- [Task details] Give back the line that contains "Enumerate this screenshot's" and every following line, exactly as they appear, through the end of the data.

- [Recorded information]
◇ ◇ ◇ ◇ ◇ ◇ ◇

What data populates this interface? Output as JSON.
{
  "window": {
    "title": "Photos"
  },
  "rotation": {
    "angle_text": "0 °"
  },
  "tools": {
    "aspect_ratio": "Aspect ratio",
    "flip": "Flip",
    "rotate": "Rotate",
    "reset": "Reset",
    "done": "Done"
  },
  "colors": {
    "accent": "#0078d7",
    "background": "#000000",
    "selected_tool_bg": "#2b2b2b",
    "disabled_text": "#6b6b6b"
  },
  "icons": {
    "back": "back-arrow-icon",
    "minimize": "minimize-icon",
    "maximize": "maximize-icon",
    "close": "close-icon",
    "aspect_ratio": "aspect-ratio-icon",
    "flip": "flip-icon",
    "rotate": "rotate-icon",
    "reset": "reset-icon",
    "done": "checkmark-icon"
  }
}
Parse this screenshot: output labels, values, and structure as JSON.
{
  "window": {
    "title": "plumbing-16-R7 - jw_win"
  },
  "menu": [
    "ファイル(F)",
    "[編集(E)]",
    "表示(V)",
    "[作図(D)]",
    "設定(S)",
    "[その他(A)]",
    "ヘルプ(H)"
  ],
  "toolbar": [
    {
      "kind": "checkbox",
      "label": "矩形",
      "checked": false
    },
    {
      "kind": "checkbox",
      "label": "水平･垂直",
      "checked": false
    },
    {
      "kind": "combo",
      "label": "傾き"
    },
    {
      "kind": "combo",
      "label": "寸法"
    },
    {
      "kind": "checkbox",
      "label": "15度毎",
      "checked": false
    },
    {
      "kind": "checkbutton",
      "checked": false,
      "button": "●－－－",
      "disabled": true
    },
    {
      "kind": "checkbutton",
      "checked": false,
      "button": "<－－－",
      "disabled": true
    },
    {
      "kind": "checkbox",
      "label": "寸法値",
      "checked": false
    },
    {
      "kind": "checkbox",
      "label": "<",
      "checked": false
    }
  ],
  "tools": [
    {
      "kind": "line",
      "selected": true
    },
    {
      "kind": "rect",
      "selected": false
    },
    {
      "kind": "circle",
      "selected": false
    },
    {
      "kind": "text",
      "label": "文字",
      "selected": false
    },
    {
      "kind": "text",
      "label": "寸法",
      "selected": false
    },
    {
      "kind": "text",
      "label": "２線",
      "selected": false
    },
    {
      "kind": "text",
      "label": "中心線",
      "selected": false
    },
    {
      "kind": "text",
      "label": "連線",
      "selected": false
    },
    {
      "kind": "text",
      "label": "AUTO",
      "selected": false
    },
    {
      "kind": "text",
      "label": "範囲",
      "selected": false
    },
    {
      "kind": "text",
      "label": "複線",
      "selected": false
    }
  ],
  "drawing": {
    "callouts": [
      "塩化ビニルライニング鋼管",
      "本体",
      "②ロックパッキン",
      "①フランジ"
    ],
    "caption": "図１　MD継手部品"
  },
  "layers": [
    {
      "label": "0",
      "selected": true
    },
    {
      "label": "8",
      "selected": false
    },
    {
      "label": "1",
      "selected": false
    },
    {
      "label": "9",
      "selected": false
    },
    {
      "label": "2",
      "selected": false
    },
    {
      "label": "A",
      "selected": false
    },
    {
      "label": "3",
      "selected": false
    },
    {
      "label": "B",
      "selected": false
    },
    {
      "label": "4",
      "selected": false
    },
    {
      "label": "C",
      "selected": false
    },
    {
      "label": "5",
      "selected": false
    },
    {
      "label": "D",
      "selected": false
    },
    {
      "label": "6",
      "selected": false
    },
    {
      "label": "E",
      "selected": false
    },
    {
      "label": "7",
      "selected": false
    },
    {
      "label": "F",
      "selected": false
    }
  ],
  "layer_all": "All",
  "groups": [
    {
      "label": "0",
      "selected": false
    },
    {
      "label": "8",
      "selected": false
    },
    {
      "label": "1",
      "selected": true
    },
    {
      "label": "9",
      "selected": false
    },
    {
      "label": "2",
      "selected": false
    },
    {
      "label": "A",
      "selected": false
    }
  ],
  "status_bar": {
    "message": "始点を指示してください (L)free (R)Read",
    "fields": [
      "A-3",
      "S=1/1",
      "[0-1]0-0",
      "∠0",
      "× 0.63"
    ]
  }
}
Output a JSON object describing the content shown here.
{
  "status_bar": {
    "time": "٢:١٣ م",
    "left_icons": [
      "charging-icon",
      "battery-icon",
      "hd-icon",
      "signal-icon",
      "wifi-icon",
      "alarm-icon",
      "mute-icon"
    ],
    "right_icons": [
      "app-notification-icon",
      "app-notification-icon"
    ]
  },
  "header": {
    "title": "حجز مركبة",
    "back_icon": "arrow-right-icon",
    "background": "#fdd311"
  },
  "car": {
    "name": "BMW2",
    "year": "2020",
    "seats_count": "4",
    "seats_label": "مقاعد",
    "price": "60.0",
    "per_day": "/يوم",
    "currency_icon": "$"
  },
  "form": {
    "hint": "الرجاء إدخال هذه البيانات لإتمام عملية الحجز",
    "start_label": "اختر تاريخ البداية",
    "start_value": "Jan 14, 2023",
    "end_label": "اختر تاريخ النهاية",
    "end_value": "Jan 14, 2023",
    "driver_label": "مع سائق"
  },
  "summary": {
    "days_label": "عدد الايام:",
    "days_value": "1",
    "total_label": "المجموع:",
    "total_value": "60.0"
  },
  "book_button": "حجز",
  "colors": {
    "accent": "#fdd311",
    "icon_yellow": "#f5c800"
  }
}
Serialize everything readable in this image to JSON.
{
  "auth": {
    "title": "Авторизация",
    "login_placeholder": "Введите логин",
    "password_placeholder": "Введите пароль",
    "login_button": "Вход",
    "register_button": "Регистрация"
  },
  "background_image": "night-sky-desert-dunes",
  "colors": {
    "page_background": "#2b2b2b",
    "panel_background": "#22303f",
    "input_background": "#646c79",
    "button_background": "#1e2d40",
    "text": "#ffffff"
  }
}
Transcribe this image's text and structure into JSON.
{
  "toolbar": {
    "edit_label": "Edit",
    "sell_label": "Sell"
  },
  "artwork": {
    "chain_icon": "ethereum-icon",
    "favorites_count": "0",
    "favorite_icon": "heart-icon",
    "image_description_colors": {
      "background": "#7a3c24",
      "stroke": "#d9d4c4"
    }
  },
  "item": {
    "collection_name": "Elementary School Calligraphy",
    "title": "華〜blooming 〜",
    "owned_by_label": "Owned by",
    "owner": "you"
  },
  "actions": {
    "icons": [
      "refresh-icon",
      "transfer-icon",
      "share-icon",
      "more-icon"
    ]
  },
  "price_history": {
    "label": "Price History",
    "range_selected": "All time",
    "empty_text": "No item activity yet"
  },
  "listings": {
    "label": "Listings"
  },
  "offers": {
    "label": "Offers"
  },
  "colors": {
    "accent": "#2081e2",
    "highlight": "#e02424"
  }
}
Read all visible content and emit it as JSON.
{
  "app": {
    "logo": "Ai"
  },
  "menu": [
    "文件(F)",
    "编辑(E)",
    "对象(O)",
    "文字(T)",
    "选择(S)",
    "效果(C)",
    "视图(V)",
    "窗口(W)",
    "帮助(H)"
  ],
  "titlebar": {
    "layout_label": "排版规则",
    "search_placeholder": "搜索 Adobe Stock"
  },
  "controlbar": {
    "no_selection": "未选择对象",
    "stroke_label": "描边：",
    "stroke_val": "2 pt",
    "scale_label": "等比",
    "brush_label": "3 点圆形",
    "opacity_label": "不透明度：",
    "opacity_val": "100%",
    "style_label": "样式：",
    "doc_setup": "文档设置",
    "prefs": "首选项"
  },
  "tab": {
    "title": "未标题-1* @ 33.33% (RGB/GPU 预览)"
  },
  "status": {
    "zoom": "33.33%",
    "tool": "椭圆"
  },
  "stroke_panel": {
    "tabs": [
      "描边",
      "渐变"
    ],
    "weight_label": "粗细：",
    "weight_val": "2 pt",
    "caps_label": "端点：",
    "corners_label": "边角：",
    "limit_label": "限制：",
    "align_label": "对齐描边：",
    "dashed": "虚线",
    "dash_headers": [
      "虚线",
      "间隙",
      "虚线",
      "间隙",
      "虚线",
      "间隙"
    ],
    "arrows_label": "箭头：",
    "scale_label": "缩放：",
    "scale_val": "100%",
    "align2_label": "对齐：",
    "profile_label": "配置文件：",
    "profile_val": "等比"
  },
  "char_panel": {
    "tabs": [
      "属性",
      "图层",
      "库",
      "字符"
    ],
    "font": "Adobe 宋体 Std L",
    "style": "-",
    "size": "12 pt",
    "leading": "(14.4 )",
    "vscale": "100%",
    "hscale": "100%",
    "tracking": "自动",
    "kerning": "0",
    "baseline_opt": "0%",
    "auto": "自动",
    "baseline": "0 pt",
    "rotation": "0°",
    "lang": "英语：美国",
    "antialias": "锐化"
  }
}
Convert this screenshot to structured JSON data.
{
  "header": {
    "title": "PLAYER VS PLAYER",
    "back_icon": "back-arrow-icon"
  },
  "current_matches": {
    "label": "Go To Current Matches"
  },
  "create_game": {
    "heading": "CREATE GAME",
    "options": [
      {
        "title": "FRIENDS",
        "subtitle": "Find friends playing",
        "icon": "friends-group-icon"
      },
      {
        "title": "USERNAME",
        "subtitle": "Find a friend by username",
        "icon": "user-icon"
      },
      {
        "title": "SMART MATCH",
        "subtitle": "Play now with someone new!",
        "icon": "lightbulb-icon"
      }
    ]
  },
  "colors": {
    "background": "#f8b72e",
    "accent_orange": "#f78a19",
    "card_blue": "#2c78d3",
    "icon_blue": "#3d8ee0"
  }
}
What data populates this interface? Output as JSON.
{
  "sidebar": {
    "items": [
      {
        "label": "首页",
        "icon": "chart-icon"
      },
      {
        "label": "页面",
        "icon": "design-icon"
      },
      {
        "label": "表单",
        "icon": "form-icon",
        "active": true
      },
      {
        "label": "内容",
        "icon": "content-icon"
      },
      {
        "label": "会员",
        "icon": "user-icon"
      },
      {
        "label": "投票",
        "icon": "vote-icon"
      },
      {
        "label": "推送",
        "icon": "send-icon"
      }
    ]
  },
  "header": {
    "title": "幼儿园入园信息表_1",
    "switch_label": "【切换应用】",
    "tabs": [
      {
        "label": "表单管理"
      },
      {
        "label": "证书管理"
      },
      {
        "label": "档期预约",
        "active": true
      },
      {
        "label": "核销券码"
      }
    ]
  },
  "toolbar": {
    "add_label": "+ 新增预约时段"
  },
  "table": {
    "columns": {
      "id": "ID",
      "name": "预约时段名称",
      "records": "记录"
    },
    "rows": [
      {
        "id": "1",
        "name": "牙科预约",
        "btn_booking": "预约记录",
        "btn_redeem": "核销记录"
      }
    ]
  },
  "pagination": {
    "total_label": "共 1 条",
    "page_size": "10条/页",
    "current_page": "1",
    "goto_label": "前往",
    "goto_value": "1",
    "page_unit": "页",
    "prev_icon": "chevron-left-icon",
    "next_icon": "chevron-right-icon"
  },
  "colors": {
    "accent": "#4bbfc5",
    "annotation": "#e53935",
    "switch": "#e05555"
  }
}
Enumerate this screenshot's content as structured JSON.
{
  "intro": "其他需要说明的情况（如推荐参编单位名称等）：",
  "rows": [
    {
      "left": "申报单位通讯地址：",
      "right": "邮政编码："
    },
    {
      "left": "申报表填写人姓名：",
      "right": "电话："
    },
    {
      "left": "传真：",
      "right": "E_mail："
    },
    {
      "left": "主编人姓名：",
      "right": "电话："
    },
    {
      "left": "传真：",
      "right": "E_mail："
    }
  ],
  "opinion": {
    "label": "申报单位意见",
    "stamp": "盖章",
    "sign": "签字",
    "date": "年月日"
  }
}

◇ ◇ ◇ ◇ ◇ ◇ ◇

- [Your solution]
Enumerate this screenshot's content as structured JSON.
{
  "intro": "其他需要说明的情况（如推荐参编单位名称等）：",
  "rows": [
    {
      "left": "申报单位通讯地址：",
      "right": "邮政编码："
    },
    {
      "left": "申报表填写人姓名：",
      "right": "电话："
    },
    {
      "left": "传真：",
      "right": "E_mail："
    },
    {
      "left": "主编人姓名：",
      "right": "电话："
    },
    {
      "left": "传真：",
      "right": "E_mail："
    }
  ],
  "opinion": {
    "label": "申报单位意见",
    "stamp": "盖章",
    "sign": "签字",
    "date": "年月日"
  }
}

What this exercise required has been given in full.